This is the true story of Ann Barry of Manhatten. She had travelled to a small village in France while on vacation, staying at the cottage of a friend. She loved the area and ended up purchasing a nearby rustic cottage in Carennac in southwestern France. There are beautiful descriptions of the local food and her week trying to find the best bread. Barry has actually written food and travel articles for The New Yorker and the New York Times, which is probably why her book excells in this detail. ...more
Reading this book led me to want to visit the Dordogne section of SW France, and it became one of my favorite regions when we visited in 2006. It might have been my very favorite region, full of castles, rivers, small villages, and 15,000 year-old cave paintings, but I couldn't completely get past their obsession with foie grois and duck pate. We visited many of the villages and monuments that Barry describes, and I was never disappointed. Of all the memoirs about buying a house in France, this ...more
nonfiction. Author is single, lives in NY and falls in love w/a home in Carennac in the sw of France. This book is endearing as it really describes everything about her getting her house fixed up to live in, her neighbors, her life. I wanted to go there from reading her book! Ann was a writer for the New Yorker and the NYTimes. I couldnt wait for her next book; however, Ann died of cancer in 1996. This book is very special to read and be glad she enjoyed her short life so much!
Some moments were warm and funny, most moments it was like reading a housewifes not so interetsing diary. Too much use of French without translation. I guessed at what the French probably meant based on the context of the paragraph, but really would have liked English, at least in paranthesis, to tell me what was being said.
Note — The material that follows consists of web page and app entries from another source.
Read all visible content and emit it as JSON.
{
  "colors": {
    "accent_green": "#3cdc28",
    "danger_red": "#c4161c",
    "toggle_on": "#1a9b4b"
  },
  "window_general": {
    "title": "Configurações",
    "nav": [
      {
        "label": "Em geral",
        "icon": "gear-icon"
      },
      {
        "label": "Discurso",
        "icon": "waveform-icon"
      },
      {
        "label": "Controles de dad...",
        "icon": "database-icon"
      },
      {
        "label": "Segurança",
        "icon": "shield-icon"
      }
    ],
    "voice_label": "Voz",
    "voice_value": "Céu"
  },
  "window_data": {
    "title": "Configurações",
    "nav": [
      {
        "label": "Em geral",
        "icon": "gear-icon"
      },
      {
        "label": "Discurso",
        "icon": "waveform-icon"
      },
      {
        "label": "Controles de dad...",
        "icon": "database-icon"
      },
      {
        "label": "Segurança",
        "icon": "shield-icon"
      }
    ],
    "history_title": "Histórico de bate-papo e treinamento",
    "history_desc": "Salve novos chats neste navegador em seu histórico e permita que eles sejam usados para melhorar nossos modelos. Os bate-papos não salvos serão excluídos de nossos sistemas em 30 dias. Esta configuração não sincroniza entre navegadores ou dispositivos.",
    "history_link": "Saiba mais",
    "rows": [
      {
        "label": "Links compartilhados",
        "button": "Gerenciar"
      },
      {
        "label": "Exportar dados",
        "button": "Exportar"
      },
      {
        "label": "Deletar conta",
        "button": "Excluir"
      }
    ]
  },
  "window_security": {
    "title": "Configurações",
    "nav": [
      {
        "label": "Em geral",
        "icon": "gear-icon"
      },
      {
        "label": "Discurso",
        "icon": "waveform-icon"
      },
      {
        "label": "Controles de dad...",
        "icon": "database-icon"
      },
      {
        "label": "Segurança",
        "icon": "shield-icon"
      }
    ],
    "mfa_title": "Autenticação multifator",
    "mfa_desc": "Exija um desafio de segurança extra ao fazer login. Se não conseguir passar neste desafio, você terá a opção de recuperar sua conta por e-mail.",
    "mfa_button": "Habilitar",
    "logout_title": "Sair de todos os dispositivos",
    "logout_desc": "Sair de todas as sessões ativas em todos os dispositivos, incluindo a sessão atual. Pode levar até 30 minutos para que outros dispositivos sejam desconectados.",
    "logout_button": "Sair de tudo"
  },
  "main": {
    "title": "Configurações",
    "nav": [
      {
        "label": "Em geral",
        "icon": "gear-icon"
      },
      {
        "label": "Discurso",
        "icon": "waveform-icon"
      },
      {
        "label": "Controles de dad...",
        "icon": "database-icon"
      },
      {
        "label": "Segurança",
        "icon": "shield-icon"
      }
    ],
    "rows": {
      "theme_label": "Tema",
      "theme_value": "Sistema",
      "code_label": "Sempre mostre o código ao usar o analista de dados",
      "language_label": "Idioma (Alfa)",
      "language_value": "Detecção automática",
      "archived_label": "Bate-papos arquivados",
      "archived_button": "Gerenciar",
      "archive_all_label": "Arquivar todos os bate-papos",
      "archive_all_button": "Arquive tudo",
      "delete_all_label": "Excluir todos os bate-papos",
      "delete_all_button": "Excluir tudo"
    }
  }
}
My French teacher loaned this to me - a nice escape. Wish I was there! This was a very fun read. The experiences of the author/home owner were exciting enough to keep your interest and mundane enough to support the title of the book - I felt right "at home". (or wished ...)